Growing up I was a student in a progressive and secular youth group. As an adult, I became a counselor for it.
One thing EYG did super well was to break up students into dyads or triads (2-3 person convos) to discuss big questions. Once the discussion time was up, the students were able to have a more productive full-group discussion because they could think out loud and process in a more private setting.
It gave the students the confidence to speak up in the larger setting and gave the more quiet ones a chance to still speak their thoughts in the smaller setting. And it helped students get to know each other better. (as counselors we did our best to make sure besties didn’t always pair up with each other)
If you have live group discussions, consider adding a little breakout room moment each time, giving your members to connect in a smaller space. This is great for icebreakers, for processing a big question, and for getting folks different opportunities to engage based on their own needs/styles.
Key points on the small group discussions:
- Try your best to make them random when possible to help folks connect with new people
- Make them intentional—give people purpose in those small discussions. Give them prompts, ideas, or worksheets to work through together.
Intentional small spaces = more campfire magic.
If you don’t have live events (either virtually or in-person), another way to create a small group discussion is through topical channels.
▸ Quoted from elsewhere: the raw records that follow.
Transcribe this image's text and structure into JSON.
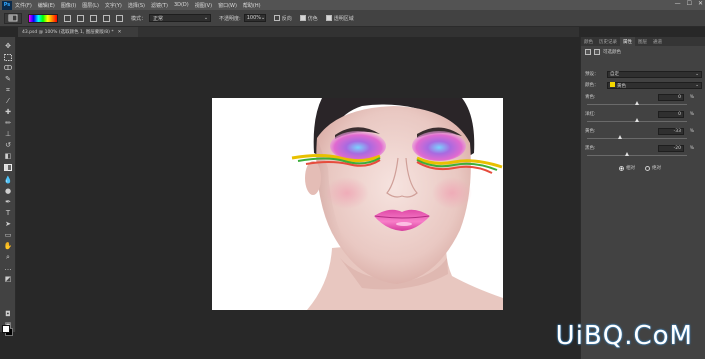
{
  "menubar": {
    "logo": "Ps",
    "items": [
      "文件(F)",
      "编辑(E)",
      "图像(I)",
      "图层(L)",
      "文字(Y)",
      "选择(S)",
      "滤镜(T)",
      "3D(D)",
      "视图(V)",
      "窗口(W)",
      "帮助(H)"
    ],
    "window_controls": [
      "—",
      "☐",
      "✕"
    ]
  },
  "options": {
    "mode_label": "模式：",
    "mode_value": "正常",
    "opacity_label": "不透明度:",
    "opacity_value": "100%",
    "reverse_label": "反向",
    "reverse_checked": false,
    "dither_label": "仿色",
    "dither_checked": true,
    "transparency_label": "透明区域",
    "transparency_checked": true
  },
  "document": {
    "tab_title": "43.psd @ 100% (选取颜色 1, 图层蒙版/8) *",
    "close_glyph": "✕"
  },
  "panel": {
    "tabs": [
      "颜色",
      "历史记录",
      "属性",
      "图层",
      "通道"
    ],
    "active_tab": "属性",
    "title": "可选颜色",
    "preset_label": "预设：",
    "preset_value": "自定",
    "colors_label": "颜色：",
    "colors_value": "黄色",
    "sliders": [
      {
        "label": "青色:",
        "value": "0",
        "unit": "%",
        "fraction": 0.5
      },
      {
        "label": "洋红:",
        "value": "0",
        "unit": "%",
        "fraction": 0.5
      },
      {
        "label": "黄色:",
        "value": "-33",
        "unit": "%",
        "fraction": 0.33
      },
      {
        "label": "黑色:",
        "value": "-20",
        "unit": "%",
        "fraction": 0.4
      }
    ],
    "method_relative": "相对",
    "method_absolute": "绝对",
    "method_selected": "相对"
  },
  "colors": {
    "foreground": "#ffffff",
    "background": "#000000"
  },
  "watermark": "UiBQ.CoM"
}
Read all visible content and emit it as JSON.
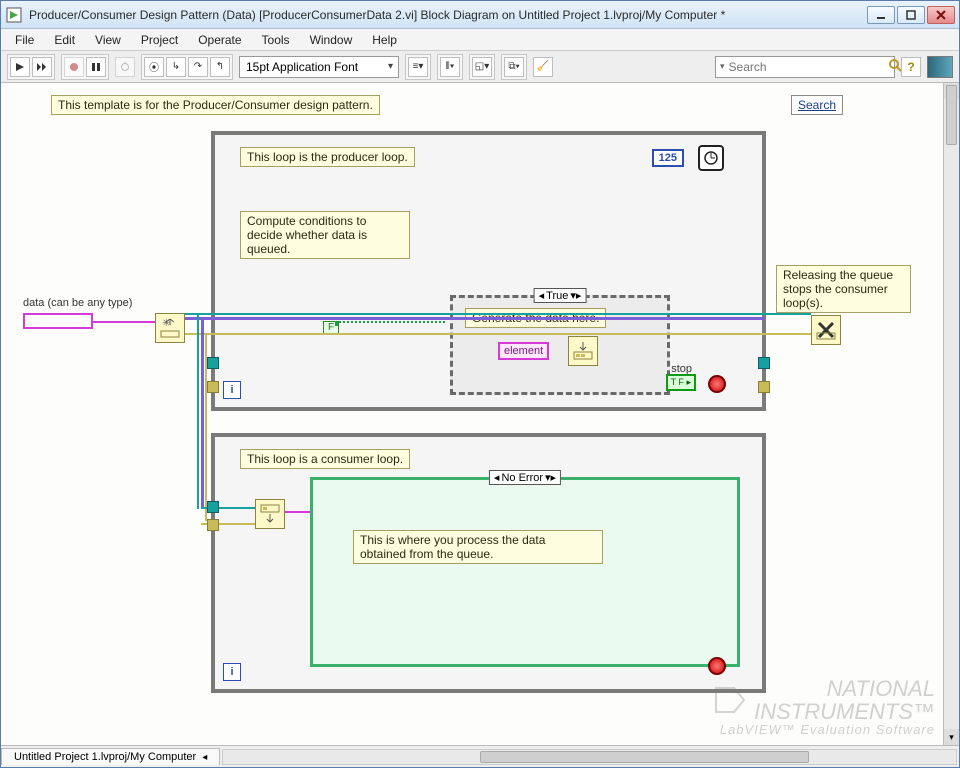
{
  "window": {
    "title": "Producer/Consumer Design Pattern (Data) [ProducerConsumerData 2.vi] Block Diagram on Untitled Project 1.lvproj/My Computer *"
  },
  "menu": [
    "File",
    "Edit",
    "View",
    "Project",
    "Operate",
    "Tools",
    "Window",
    "Help"
  ],
  "toolbar": {
    "font": "15pt Application Font",
    "search_placeholder": "Search"
  },
  "comments": {
    "template": "This template is for the Producer/Consumer design pattern.",
    "search_link": "Search",
    "producer_loop": "This loop is the producer loop.",
    "compute_cond": "Compute conditions to\ndecide whether data is\nqueued.",
    "generate": "Generate the data here.",
    "release": "Releasing the queue\nstops the consumer\nloop(s).",
    "consumer_loop": "This loop is a consumer loop.",
    "process": "This is where you process the data\nobtained from the queue."
  },
  "labels": {
    "data_any": "data (can be any type)",
    "element": "element",
    "stop": "stop",
    "case_true": "True",
    "case_noerr": "No Error"
  },
  "numbers": {
    "timer_ms": "125"
  },
  "footer": {
    "project_tab": "Untitled Project 1.lvproj/My Computer"
  },
  "watermark": {
    "line1": "NATIONAL",
    "line2": "INSTRUMENTS",
    "sub": "LabVIEW™ Evaluation Software"
  }
}
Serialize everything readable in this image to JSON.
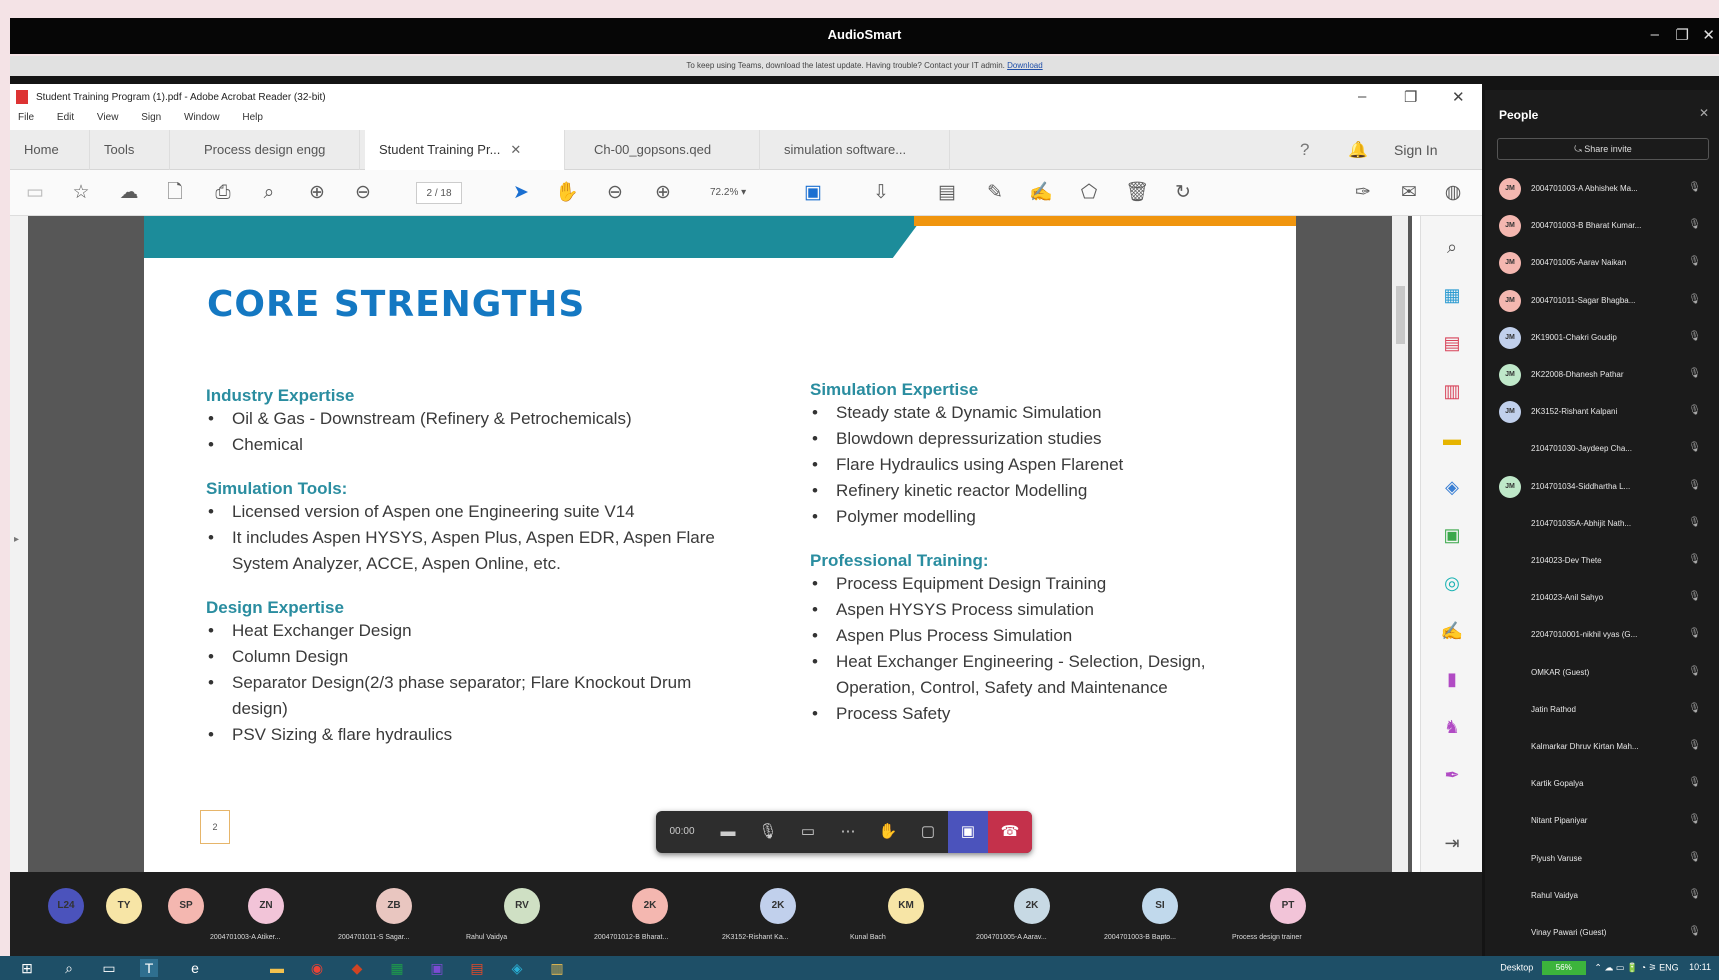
{
  "teams": {
    "title": "AudioSmart",
    "notice_text": "To keep using Teams, download the latest update. Having trouble? Contact your IT admin.",
    "notice_link": "Download"
  },
  "acrobat": {
    "title": "Student Training Program (1).pdf - Adobe Acrobat Reader (32-bit)",
    "menu": [
      "File",
      "Edit",
      "View",
      "Sign",
      "Window",
      "Help"
    ],
    "tabs": [
      "Home",
      "Tools",
      "Process design engg",
      "Student Training Pr...",
      "Ch-00_gopsons.qed",
      "simulation software..."
    ],
    "sign_in": "Sign In",
    "page_indicator": "2 / 18",
    "zoom": "72.2%"
  },
  "document": {
    "heading": "CORE STRENGTHS",
    "sections_left": [
      {
        "title": "Industry Expertise",
        "items": [
          "Oil & Gas - Downstream (Refinery & Petrochemicals)",
          "Chemical"
        ]
      },
      {
        "title": "Simulation Tools:",
        "items": [
          "Licensed version of Aspen one Engineering suite V14",
          "It includes Aspen HYSYS, Aspen Plus, Aspen EDR, Aspen Flare System Analyzer, ACCE, Aspen Online, etc."
        ]
      },
      {
        "title": "Design Expertise",
        "items": [
          "Heat Exchanger Design",
          "Column Design",
          "Separator Design(2/3 phase separator; Flare Knockout Drum design)",
          "PSV Sizing & flare hydraulics"
        ]
      }
    ],
    "sections_right": [
      {
        "title": "Simulation Expertise",
        "items": [
          "Steady state & Dynamic Simulation",
          "Blowdown depressurization studies",
          "Flare Hydraulics using Aspen Flarenet",
          "Refinery kinetic reactor Modelling",
          "Polymer modelling"
        ]
      },
      {
        "title": "Professional Training:",
        "items": [
          "Process Equipment Design Training",
          "Aspen HYSYS Process simulation",
          "Aspen Plus Process Simulation",
          "Heat Exchanger Engineering - Selection, Design, Operation, Control, Safety and Maintenance",
          "Process Safety"
        ]
      }
    ],
    "page_label": "2"
  },
  "call_controls": {
    "timer": "00:00"
  },
  "people": {
    "title": "People",
    "share_invite": "Share invite",
    "participants": [
      {
        "initials": "JM",
        "name": "2004701003-A Abhishek Ma...",
        "color": "#f4b7b0"
      },
      {
        "initials": "JM",
        "name": "2004701003-B Bharat Kumar...",
        "color": "#f4b7b0"
      },
      {
        "initials": "JM",
        "name": "2004701005-Aarav Naikan",
        "color": "#f4b7b0"
      },
      {
        "initials": "JM",
        "name": "2004701011-Sagar Bhagba...",
        "color": "#f4b7b0"
      },
      {
        "initials": "JM",
        "name": "2K19001-Chakri Goudip",
        "color": "#c1d0ec"
      },
      {
        "initials": "JM",
        "name": "2K22008-Dhanesh Pathar",
        "color": "#bfe8c9"
      },
      {
        "initials": "JM",
        "name": "2K3152-Rishant Kalpani",
        "color": "#c1d0ec"
      },
      {
        "initials": "",
        "name": "2104701030-Jaydeep Cha...",
        "color": ""
      },
      {
        "initials": "JM",
        "name": "2104701034-Siddhartha L...",
        "color": "#bfe8c9"
      },
      {
        "initials": "",
        "name": "2104701035A-Abhijit Nath...",
        "color": ""
      },
      {
        "initials": "",
        "name": "2104023-Dev Thete",
        "color": ""
      },
      {
        "initials": "",
        "name": "2104023-Anil Sahyo",
        "color": ""
      },
      {
        "initials": "",
        "name": "22047010001-nikhil vyas (G...",
        "color": ""
      },
      {
        "initials": "",
        "name": "OMKAR (Guest)",
        "color": ""
      },
      {
        "initials": "",
        "name": "Jatin Rathod",
        "color": ""
      },
      {
        "initials": "",
        "name": "Kalmarkar Dhruv Kirtan Mah...",
        "color": ""
      },
      {
        "initials": "",
        "name": "Kartik Gopalya",
        "color": ""
      },
      {
        "initials": "",
        "name": "Nitant Pipaniyar",
        "color": ""
      },
      {
        "initials": "",
        "name": "Piyush Varuse",
        "color": ""
      },
      {
        "initials": "",
        "name": "Rahul Vaidya",
        "color": ""
      },
      {
        "initials": "",
        "name": "Vinay Pawari (Guest)",
        "color": ""
      }
    ]
  },
  "gallery": [
    {
      "initials": "L24",
      "name": "",
      "color": "#4b53bc"
    },
    {
      "initials": "TY",
      "name": "",
      "color": "#f7e5a6"
    },
    {
      "initials": "SP",
      "name": "",
      "color": "#f4b7b0"
    },
    {
      "initials": "ZN",
      "name": "2004701003-A Atiker...",
      "color": "#f2c4d8"
    },
    {
      "initials": "ZB",
      "name": "2004701011-S Sagar...",
      "color": "#e9c6c0"
    },
    {
      "initials": "RV",
      "name": "Rahul Vaidya",
      "color": "#cfe0c4"
    },
    {
      "initials": "2K",
      "name": "2004701012-B Bharat...",
      "color": "#f4b7b0"
    },
    {
      "initials": "2K",
      "name": "2K3152-Rishant Ka...",
      "color": "#c1d0ec"
    },
    {
      "initials": "KM",
      "name": "Kunal Bach",
      "color": "#f7e5a6"
    },
    {
      "initials": "2K",
      "name": "2004701005-A Aarav...",
      "color": "#c7d9e4"
    },
    {
      "initials": "SI",
      "name": "2004701003-B Bapto...",
      "color": "#c1d9ec"
    },
    {
      "initials": "PT",
      "name": "Process design trainer",
      "color": "#f2c4d8"
    }
  ],
  "taskbar": {
    "desktop_label": "Desktop",
    "battery": "56%",
    "lang": "ENG",
    "time": "10:11"
  }
}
One of my clients has multiple channels in her Slack Group, such as “clients leads” and “swipe files.” She also created a pop-up private channel for everyone in the group who was attending a live conference in the Spring.
It gave everyone a chance to plan and connect before even getting to the event and helped alleviate the FOMO other members who couldn’t attend were feeling.
There’s quite a bit of research on why small group learning is so impactful.
If you want to go read more, click here.
Facilitating small group spaces
Great, you’ve followed the 1/5/0 Rule.
You’ve engineered ways for your members to light their own little campfires.
Now…how to facilitate them?
Constructing the space
If you’re meeting live, take a look around the space. How are the chairs set up? Are there places for people to be in small groups without feeling like they’re turning their backs on everyone?
If you’re online, what containers can you give your members?
Think about the ideas above:
- Giving permission to make private conversations (Study Groups)
- Creating topical channels
- Making breakout room experiences in every live discussion
You have the power to engineer amazing spaces for your members.
Rituals are so important.
They help us transition from one headspace to another, whether that’s how we wake up every morning to how we notice we’re in a different space.
If you want to have breakout sessions in each live discussion, create a ritual in how you set them up.
- Remind them of the rules.
- Remind them how long they have inside the rooms.
- Remind them of the question you want to ask.
Figure out your own ritual or routine to help your members settle into their small group experiences easier.
As the community lead facilitator, you can’t be everywhere all at once.
When you’re engineering opportunities for campfire experiences, be really open and acknowledge you can’t moderate those spaces.
This is when you start trusting your members to take care of each other while also giving them the tools they need to report when something does go wrong.
Not being in a space doesn’t mean you don’t have responsibility for what happens inside of it.
It simply means you have a different role to play.
-Trail End –
Trail Reflection Questions:
🥾Where could small groups exist in your community?
🥾What type of small group experience makes the most sense for your members?